EXERCISE DIRECTIONS | Leave every picture out. Set down all the lines below exactly.

INFORMATION PROVIDED |
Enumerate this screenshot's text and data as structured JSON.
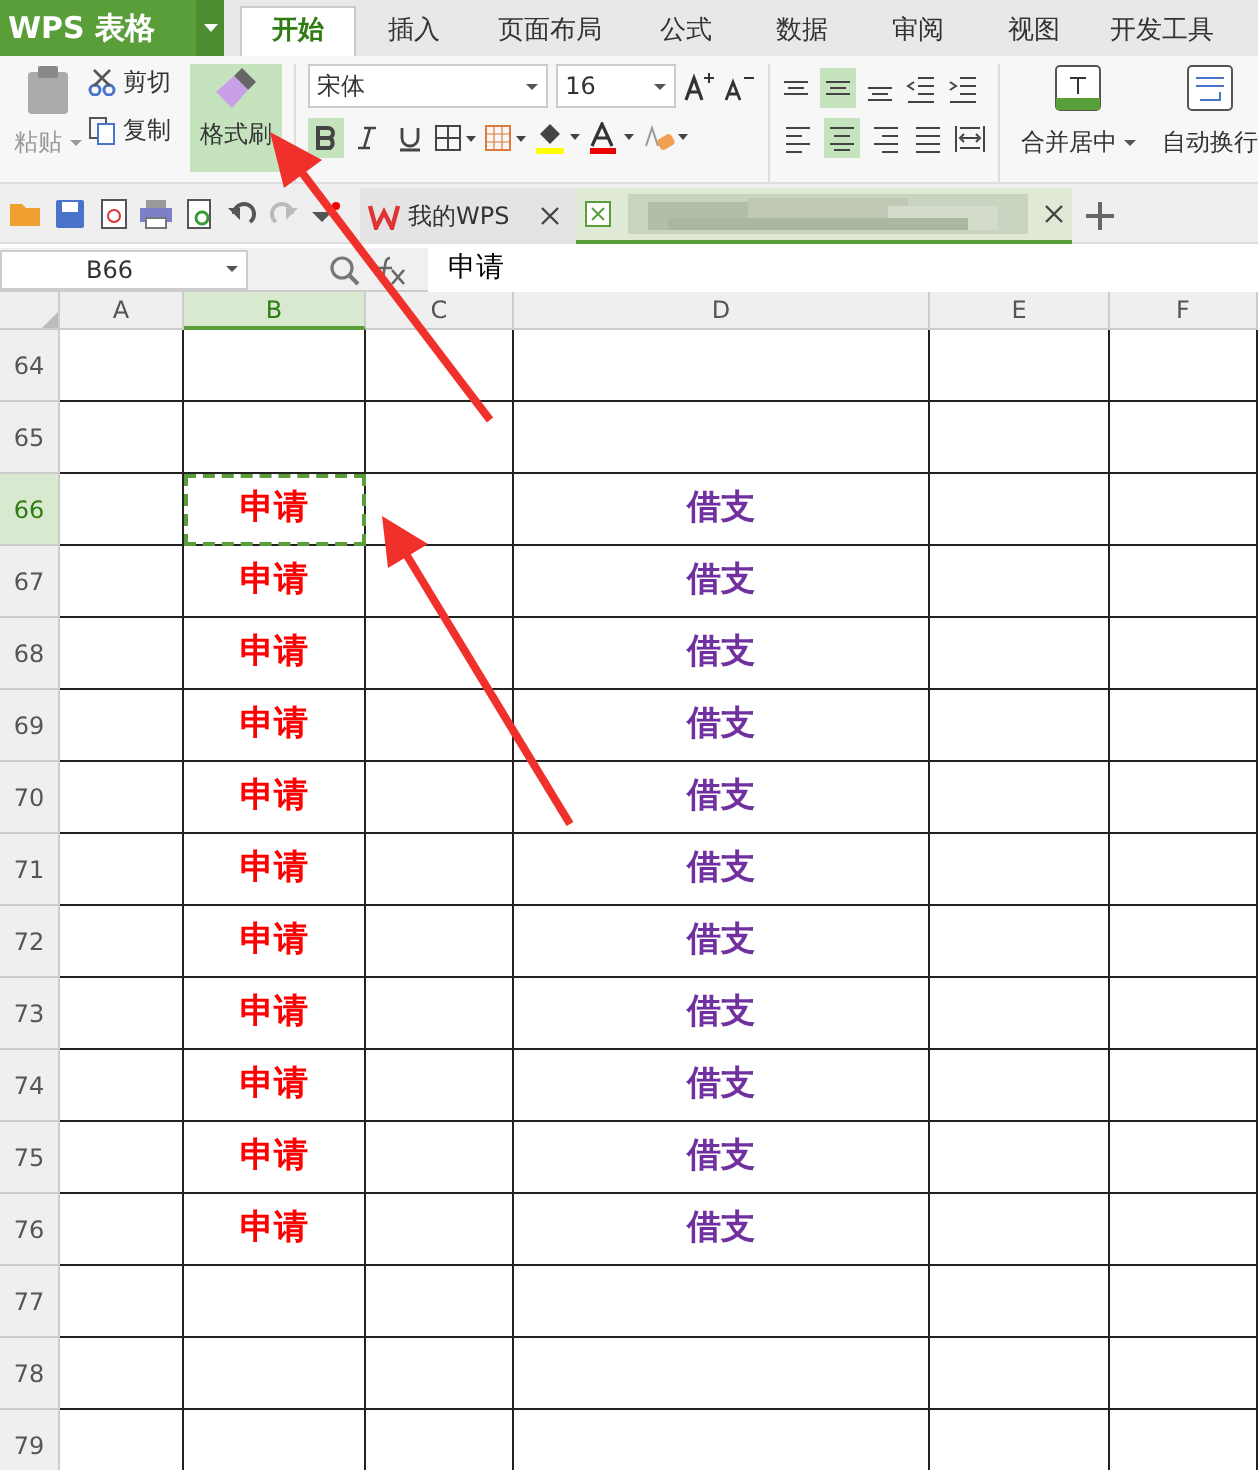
{
  "app_button": {
    "label": "WPS 表格"
  },
  "ribbon_tabs": [
    {
      "label": "开始",
      "selected": true
    },
    {
      "label": "插入",
      "selected": false
    },
    {
      "label": "页面布局",
      "selected": false
    },
    {
      "label": "公式",
      "selected": false
    },
    {
      "label": "数据",
      "selected": false
    },
    {
      "label": "审阅",
      "selected": false
    },
    {
      "label": "视图",
      "selected": false
    },
    {
      "label": "开发工具",
      "selected": false
    }
  ],
  "clipboard": {
    "paste": {
      "label": "粘贴",
      "disabled": true
    },
    "cut": {
      "label": "剪切"
    },
    "copy": {
      "label": "复制"
    },
    "format_painter": {
      "label": "格式刷",
      "active": true
    }
  },
  "font": {
    "name": "宋体",
    "size": "16",
    "bold": true,
    "italic": false,
    "underline": false
  },
  "alignment": {
    "top_center": true,
    "center": true
  },
  "merge": {
    "label": "合并居中"
  },
  "wrap": {
    "label": "自动换行"
  },
  "doc_tabs": [
    {
      "label": "我的WPS",
      "selected": false
    },
    {
      "kind": "picture",
      "selected": true
    }
  ],
  "name_box": "B66",
  "formula": "申请",
  "columns": [
    {
      "label": "A",
      "selected": false
    },
    {
      "label": "B",
      "selected": true
    },
    {
      "label": "C",
      "selected": false
    },
    {
      "label": "D",
      "selected": false
    },
    {
      "label": "E",
      "selected": false
    },
    {
      "label": "F",
      "selected": false
    }
  ],
  "rows": [
    {
      "number": "64",
      "selected": false
    },
    {
      "number": "65",
      "selected": false
    },
    {
      "number": "66",
      "selected": true,
      "b": {
        "text": "申请",
        "color": "#ff0000"
      },
      "d": {
        "text": "借支",
        "color": "#7030a0"
      }
    },
    {
      "number": "67",
      "selected": false,
      "b": {
        "text": "申请",
        "color": "#ff0000"
      },
      "d": {
        "text": "借支",
        "color": "#7030a0"
      }
    },
    {
      "number": "68",
      "selected": false,
      "b": {
        "text": "申请",
        "color": "#ff0000"
      },
      "d": {
        "text": "借支",
        "color": "#7030a0"
      }
    },
    {
      "number": "69",
      "selected": false,
      "b": {
        "text": "申请",
        "color": "#ff0000"
      },
      "d": {
        "text": "借支",
        "color": "#7030a0"
      }
    },
    {
      "number": "70",
      "selected": false,
      "b": {
        "text": "申请",
        "color": "#ff0000"
      },
      "d": {
        "text": "借支",
        "color": "#7030a0"
      }
    },
    {
      "number": "71",
      "selected": false,
      "b": {
        "text": "申请",
        "color": "#ff0000"
      },
      "d": {
        "text": "借支",
        "color": "#7030a0"
      }
    },
    {
      "number": "72",
      "selected": false,
      "b": {
        "text": "申请",
        "color": "#ff0000"
      },
      "d": {
        "text": "借支",
        "color": "#7030a0"
      }
    },
    {
      "number": "73",
      "selected": false,
      "b": {
        "text": "申请",
        "color": "#ff0000"
      },
      "d": {
        "text": "借支",
        "color": "#7030a0"
      }
    },
    {
      "number": "74",
      "selected": false,
      "b": {
        "text": "申请",
        "color": "#ff0000"
      },
      "d": {
        "text": "借支",
        "color": "#7030a0"
      }
    },
    {
      "number": "75",
      "selected": false,
      "b": {
        "text": "申请",
        "color": "#ff0000"
      },
      "d": {
        "text": "借支",
        "color": "#7030a0"
      }
    },
    {
      "number": "76",
      "selected": false,
      "b": {
        "text": "申请",
        "color": "#ff0000"
      },
      "d": {
        "text": "借支",
        "color": "#7030a0"
      }
    },
    {
      "number": "77",
      "selected": false
    },
    {
      "number": "78",
      "selected": false
    },
    {
      "number": "79",
      "selected": false
    }
  ]
}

THE ANSWER |
Enumerate this screenshot's text and data as structured JSON.
{
  "app_button": {
    "label": "WPS 表格"
  },
  "ribbon_tabs": [
    {
      "label": "开始",
      "selected": true
    },
    {
      "label": "插入",
      "selected": false
    },
    {
      "label": "页面布局",
      "selected": false
    },
    {
      "label": "公式",
      "selected": false
    },
    {
      "label": "数据",
      "selected": false
    },
    {
      "label": "审阅",
      "selected": false
    },
    {
      "label": "视图",
      "selected": false
    },
    {
      "label": "开发工具",
      "selected": false
    }
  ],
  "clipboard": {
    "paste": {
      "label": "粘贴",
      "disabled": true
    },
    "cut": {
      "label": "剪切"
    },
    "copy": {
      "label": "复制"
    },
    "format_painter": {
      "label": "格式刷",
      "active": true
    }
  },
  "font": {
    "name": "宋体",
    "size": "16",
    "bold": true,
    "italic": false,
    "underline": false
  },
  "alignment": {
    "top_center": true,
    "center": true
  },
  "merge": {
    "label": "合并居中"
  },
  "wrap": {
    "label": "自动换行"
  },
  "doc_tabs": [
    {
      "label": "我的WPS",
      "selected": false
    },
    {
      "kind": "picture",
      "selected": true
    }
  ],
  "name_box": "B66",
  "formula": "申请",
  "columns": [
    {
      "label": "A",
      "selected": false
    },
    {
      "label": "B",
      "selected": true
    },
    {
      "label": "C",
      "selected": false
    },
    {
      "label": "D",
      "selected": false
    },
    {
      "label": "E",
      "selected": false
    },
    {
      "label": "F",
      "selected": false
    }
  ],
  "rows": [
    {
      "number": "64",
      "selected": false
    },
    {
      "number": "65",
      "selected": false
    },
    {
      "number": "66",
      "selected": true,
      "b": {
        "text": "申请",
        "color": "#ff0000"
      },
      "d": {
        "text": "借支",
        "color": "#7030a0"
      }
    },
    {
      "number": "67",
      "selected": false,
      "b": {
        "text": "申请",
        "color": "#ff0000"
      },
      "d": {
        "text": "借支",
        "color": "#7030a0"
      }
    },
    {
      "number": "68",
      "selected": false,
      "b": {
        "text": "申请",
        "color": "#ff0000"
      },
      "d": {
        "text": "借支",
        "color": "#7030a0"
      }
    },
    {
      "number": "69",
      "selected": false,
      "b": {
        "text": "申请",
        "color": "#ff0000"
      },
      "d": {
        "text": "借支",
        "color": "#7030a0"
      }
    },
    {
      "number": "70",
      "selected": false,
      "b": {
        "text": "申请",
        "color": "#ff0000"
      },
      "d": {
        "text": "借支",
        "color": "#7030a0"
      }
    },
    {
      "number": "71",
      "selected": false,
      "b": {
        "text": "申请",
        "color": "#ff0000"
      },
      "d": {
        "text": "借支",
        "color": "#7030a0"
      }
    },
    {
      "number": "72",
      "selected": false,
      "b": {
        "text": "申请",
        "color": "#ff0000"
      },
      "d": {
        "text": "借支",
        "color": "#7030a0"
      }
    },
    {
      "number": "73",
      "selected": false,
      "b": {
        "text": "申请",
        "color": "#ff0000"
      },
      "d": {
        "text": "借支",
        "color": "#7030a0"
      }
    },
    {
      "number": "74",
      "selected": false,
      "b": {
        "text": "申请",
        "color": "#ff0000"
      },
      "d": {
        "text": "借支",
        "color": "#7030a0"
      }
    },
    {
      "number": "75",
      "selected": false,
      "b": {
        "text": "申请",
        "color": "#ff0000"
      },
      "d": {
        "text": "借支",
        "color": "#7030a0"
      }
    },
    {
      "number": "76",
      "selected": false,
      "b": {
        "text": "申请",
        "color": "#ff0000"
      },
      "d": {
        "text": "借支",
        "color": "#7030a0"
      }
    },
    {
      "number": "77",
      "selected": false
    },
    {
      "number": "78",
      "selected": false
    },
    {
      "number": "79",
      "selected": false
    }
  ]
}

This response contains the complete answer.